Development[edit]

The development of insulin glargine was conducted at Sanofi-Aventis's biotechnology competence center in Frankfurt-Höchst. Sanofi supplies the product to over 100 countries and more than 3,5 million patients worldwide. This makes Lantus Germany's largest and most important export pharmaceutical product. Sanofi-Aventis increased its turn-over with Lantus around 28% to 2,45 Billion €, therefrom 130 Million € in Germany, where approx. 1.8 million people with diabetes use the product.
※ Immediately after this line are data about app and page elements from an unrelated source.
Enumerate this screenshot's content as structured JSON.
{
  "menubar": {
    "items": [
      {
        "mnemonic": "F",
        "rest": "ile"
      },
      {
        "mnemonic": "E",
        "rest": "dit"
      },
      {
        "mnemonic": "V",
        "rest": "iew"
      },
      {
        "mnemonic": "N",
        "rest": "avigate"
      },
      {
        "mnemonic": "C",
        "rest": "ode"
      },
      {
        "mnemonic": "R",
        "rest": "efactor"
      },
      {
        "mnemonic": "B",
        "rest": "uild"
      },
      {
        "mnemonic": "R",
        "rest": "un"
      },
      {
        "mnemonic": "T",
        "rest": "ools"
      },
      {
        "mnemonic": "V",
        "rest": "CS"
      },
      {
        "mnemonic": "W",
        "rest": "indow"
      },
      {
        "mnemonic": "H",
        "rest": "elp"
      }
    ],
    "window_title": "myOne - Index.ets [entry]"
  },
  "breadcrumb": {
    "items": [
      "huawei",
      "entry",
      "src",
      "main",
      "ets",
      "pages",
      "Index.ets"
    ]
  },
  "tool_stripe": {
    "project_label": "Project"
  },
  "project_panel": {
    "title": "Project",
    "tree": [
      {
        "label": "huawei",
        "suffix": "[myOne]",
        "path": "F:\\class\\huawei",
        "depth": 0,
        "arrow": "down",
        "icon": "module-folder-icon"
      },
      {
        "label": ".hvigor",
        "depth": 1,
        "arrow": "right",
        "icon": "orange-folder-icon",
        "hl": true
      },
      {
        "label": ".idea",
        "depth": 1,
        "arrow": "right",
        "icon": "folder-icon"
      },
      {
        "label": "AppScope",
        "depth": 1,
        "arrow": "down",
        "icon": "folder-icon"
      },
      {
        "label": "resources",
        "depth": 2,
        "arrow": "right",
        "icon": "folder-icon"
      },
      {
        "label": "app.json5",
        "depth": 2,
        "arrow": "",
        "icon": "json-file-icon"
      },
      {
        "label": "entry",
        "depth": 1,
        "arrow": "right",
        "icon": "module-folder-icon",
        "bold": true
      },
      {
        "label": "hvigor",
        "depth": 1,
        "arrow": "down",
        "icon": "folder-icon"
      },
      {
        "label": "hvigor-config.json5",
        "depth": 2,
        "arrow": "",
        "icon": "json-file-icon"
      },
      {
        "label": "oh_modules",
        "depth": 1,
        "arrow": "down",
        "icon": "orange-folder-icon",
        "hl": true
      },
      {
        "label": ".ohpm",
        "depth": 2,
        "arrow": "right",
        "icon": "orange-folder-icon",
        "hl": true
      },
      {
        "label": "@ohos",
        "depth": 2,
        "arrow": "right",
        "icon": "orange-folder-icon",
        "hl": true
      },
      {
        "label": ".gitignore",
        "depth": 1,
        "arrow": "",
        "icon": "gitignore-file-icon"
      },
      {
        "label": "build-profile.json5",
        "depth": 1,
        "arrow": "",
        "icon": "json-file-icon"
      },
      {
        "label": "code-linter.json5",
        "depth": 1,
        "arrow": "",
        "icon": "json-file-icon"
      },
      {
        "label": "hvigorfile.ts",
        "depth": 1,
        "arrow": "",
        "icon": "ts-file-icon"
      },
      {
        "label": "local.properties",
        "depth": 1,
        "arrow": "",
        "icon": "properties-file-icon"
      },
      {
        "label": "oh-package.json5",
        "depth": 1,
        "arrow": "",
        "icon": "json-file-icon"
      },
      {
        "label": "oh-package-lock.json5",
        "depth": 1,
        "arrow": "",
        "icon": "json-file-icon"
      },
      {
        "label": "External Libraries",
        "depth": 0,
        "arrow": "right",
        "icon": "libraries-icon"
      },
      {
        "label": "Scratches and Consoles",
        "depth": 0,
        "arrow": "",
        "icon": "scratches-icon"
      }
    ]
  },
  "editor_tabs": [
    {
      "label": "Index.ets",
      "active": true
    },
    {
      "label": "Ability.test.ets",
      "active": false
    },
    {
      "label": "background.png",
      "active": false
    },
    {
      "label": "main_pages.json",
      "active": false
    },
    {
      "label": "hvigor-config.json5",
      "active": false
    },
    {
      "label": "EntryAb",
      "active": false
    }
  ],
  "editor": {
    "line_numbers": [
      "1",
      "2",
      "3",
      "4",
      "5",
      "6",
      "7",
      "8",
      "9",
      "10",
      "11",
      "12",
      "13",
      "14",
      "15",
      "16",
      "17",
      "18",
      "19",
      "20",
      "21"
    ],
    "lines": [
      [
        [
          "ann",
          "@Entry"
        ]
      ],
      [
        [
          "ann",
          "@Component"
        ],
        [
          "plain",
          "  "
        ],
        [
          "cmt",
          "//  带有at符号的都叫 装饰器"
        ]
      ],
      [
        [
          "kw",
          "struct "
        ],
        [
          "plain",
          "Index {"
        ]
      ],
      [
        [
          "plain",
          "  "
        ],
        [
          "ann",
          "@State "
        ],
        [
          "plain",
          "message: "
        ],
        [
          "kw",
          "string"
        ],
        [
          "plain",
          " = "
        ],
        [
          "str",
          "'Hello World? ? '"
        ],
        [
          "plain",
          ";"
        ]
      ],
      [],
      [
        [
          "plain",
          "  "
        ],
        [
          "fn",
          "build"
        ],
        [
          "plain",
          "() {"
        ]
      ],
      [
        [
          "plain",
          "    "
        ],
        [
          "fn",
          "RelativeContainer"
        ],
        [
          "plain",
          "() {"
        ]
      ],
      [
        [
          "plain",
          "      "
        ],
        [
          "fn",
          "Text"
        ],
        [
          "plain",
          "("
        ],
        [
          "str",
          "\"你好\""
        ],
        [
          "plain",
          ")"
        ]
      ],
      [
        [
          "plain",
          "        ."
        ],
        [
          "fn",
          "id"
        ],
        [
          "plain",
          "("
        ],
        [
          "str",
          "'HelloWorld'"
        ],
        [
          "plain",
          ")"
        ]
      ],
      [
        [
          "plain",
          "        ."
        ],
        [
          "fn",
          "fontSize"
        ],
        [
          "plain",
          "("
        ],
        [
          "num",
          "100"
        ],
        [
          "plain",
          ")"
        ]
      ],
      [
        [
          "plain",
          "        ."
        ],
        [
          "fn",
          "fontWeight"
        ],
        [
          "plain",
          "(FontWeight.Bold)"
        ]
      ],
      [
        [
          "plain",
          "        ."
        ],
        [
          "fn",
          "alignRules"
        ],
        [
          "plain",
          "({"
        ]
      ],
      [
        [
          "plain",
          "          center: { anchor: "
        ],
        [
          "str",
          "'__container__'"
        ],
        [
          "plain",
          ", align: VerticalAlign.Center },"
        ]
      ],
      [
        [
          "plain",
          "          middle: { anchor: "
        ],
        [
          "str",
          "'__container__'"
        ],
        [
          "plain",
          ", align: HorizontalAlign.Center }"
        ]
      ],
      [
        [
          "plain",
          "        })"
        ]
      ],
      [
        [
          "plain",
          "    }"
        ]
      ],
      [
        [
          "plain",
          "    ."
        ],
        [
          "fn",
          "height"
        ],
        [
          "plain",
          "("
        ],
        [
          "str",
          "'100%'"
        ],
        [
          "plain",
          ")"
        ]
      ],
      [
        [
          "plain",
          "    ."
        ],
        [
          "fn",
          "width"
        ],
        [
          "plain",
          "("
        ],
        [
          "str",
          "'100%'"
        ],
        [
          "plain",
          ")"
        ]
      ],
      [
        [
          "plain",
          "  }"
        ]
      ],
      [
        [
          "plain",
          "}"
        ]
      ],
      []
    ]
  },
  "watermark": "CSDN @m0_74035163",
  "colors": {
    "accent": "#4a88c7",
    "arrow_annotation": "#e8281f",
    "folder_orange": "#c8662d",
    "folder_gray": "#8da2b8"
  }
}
In 2007 Lantus was the 15th highest selling pharmaceutical product in Germany.

The investment in the production of Lantus and insulin-pen-manufacturing in Frankfurt-Höchst cost 700 Million €. In 2008 a new manufacturing plant was established for further insulin-pen manufacturing with an investment of 150 Million €. At Sanofi-Aventis the production of Lantus created 3000 jobs in Berlin and Frankfurt-Höchst.

On June 9, 2000 the European Commission formally approved the launching of Lantus by Sanofi-Aventis Germany Ltd. in the entire European Union. The admission was prolonged on June 9, 2005.[9]

A three-fold more concentrated formulation, brand name Toujeo, was introduced after FDA approval in 2015.[10]

Patent expiry[edit]

Patent protection for Lantus expired in February 2015. Generic copies are expected to appear shortly.[11] Back in February 2014 Merck & Co. announced that its version of glargine will soon enter late-stage clinical trials. Eli Lilly and Company also has a generic equivalent in the works, as at February 2014.[12] Eli Lilly's biosimilar glargine known as Abasaglar (formerly Abasria) in the EU, Basaglar (US) and LY2963016 was approved in the EU in September 2014 but the launch has been delayed pending clarification of patent status, following claims of patent infringement in the US.[1]

Toujeo, having only been launched in April 2015, remains under patent.[13]

See also[edit]

References[edit]

  1. ^ a b http://www.ukmi.nhs.uk/applications/ndo/record_view_open.asp?newDrugID=5484
  2. ^ Waugh, N; Cummins, E; Royle, P; Clar, C; Marien, M; Richter, B; Philip, S (July 2010). "Newer agents for blood glucose control in type 2 diabetes: systematic review and economic evaluation". Health technology assessment (Winchester, England) 14 (36): 1–248. doi:10.3310/hta14360. PMID 20646668. 
  3. ^ Singh SR, Ahmad F, Lal A, Yu C, Bai Z, Bennett H (February 2009). "Efficacy and safety of insulin analogues for the management of diabetes mellitus: a meta-analysis". CMAJ 180 (4): 385–97. doi:10.1503/cmaj.081041. PMC 2638025. PMID 19221352. 
  4. ^ American Diabetes Association (2003). "Position statement: Insulin administration". Diabetes Care 26 (Suppl. 1): 121–124. doi:10.2337/diacare.26.2007.S121. 
  5. ^ Kaplan, W. et al. (2004). "Effects of Mixing Glargine and Short-Acting Insulin Analogs on Glucose Control". Diabetes Care 27 (11): 2739–2740. doi:10.2337/diacare.27.11.2739. PMID 15505016. 
  6. ^ Tang, X; Yang, L; He, Z; Liu, J (2012). "Insulin glargine and cancer risk in patients with diabetes: a meta-analysis.". PloS one 7 (12): e51814. PMID 23284776. 
  7. ^ Rendell, M; Akturk, HK; Tella, SH (March 2013). "Glargine safety, diabetes and cancer.". Expert opinion on drug safety 12 (2): 247–63. PMID 23394441. 
  8. ^ Bolli, G. et al. (1999). "Insulin analogues and their potential in the management of diabetes mellitus.". Diabetologia 42 (10): 1151–1167. doi:10.1007/s001250051286. 
  9. ^ EPAR Lantus, German summary of admission report of EMEA (PDF)
  10. ^ Sanofi (press release) (2015-02-25). "Sanofi Receives FDA Approval of Once-Daily Basal Insulin Toujeo". 
  11. ^ Bennett, Simeon (2015-04-13). "Sanofi Won't Discount Toujeo More Than Lantus Blockbuster". Bloomberg. 
  12. ^ http://news.vin.com/VINNews.aspx?articleId=30858
  13. ^ http://www.ukmi.nhs.uk/applications/ndo/record_view_open.asp?newDrugID=6085

External links[edit]